Balancing Google Droids in NYC

We used our balancing robotics expertise to help out many other companies in Silicon Valley get their balancing robots debugged and working well. Many who will need to remain nameless, but we had lots of fun helping them get their project working well.

The Balancing Group Concept by

There is both a happy and sad ending to this story about Balancing Robots. I made many friends along the way and started a cool robotics consultancy that is thriving today, however, it seems AMP was never meant to be. The prototypes still adorn our lobby at OLogic, but we have since moved on to other projects, and for now my balancing robot saga is over. Bob Allen has since retired from OLogic, but he can still be seen now and then at a Home Brew Robotics Club meeting, as his love of robots lives on .Now in the age of COVID the club is meeting virtually, and I highly recommend you check it out (www.hbrobotics.org).

You might catch me or Bob at the Robot Club indulging in our favorite pastime, robotics!

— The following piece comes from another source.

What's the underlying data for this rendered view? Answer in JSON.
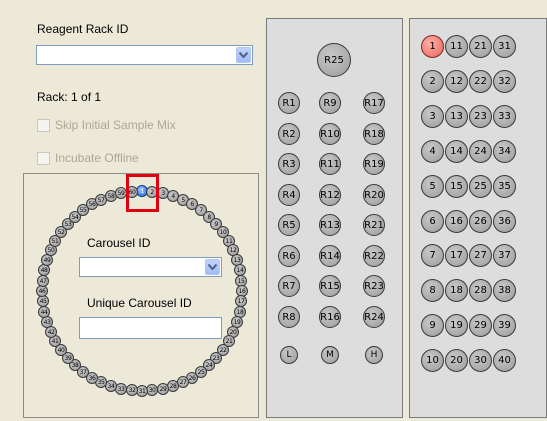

It’s funny, when I look on the internet and do a Google search today for “Balancing Robot,” there are dozens of Arduino kits you can buy that just do it with all the hard stuff figured out for you. Back in 2003 if you searched for such a thing, it yielded very few results. You had to bake it yourself from surplus parts you dug up at an electronics junk store. If you are interested in building a self-balancing robot, I would highly advise you take a look at one of those easy-to-build kits to get you started. Oh my! How the world has changed in 20 years Now that you have heard my story, here is a quick shout-out to my friend  wrote this great sequence of articles about his robotics start-up, and he was a big inspiration to get writing. If you haven’t read his sequence of great articles, read them here: